▶ Requirement:
From the records beneath, determine how many lines contain "braving" and report only that figure.

▶ Material provided:
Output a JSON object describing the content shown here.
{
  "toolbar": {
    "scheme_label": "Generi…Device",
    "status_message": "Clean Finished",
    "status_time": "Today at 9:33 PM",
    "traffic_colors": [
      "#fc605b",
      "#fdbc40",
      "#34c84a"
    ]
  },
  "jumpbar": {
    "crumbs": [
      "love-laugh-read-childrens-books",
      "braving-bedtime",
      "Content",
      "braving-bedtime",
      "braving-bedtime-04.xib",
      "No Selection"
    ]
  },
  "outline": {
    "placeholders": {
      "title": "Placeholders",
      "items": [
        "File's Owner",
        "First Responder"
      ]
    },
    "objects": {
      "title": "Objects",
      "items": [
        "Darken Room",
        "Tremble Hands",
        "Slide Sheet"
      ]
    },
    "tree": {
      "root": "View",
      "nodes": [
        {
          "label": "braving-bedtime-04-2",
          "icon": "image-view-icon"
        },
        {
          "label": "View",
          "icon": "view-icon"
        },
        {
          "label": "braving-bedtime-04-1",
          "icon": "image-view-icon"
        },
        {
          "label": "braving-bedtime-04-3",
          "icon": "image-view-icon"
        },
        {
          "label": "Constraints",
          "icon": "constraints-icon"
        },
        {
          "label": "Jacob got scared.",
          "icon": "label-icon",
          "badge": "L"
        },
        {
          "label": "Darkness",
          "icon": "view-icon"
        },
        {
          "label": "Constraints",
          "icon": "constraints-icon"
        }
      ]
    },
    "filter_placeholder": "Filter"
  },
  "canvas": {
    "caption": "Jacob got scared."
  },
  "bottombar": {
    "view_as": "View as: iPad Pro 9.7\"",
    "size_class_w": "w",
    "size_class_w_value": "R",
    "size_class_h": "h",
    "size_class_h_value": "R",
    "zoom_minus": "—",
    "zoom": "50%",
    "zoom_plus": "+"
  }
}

▶ Result of the exercise:
6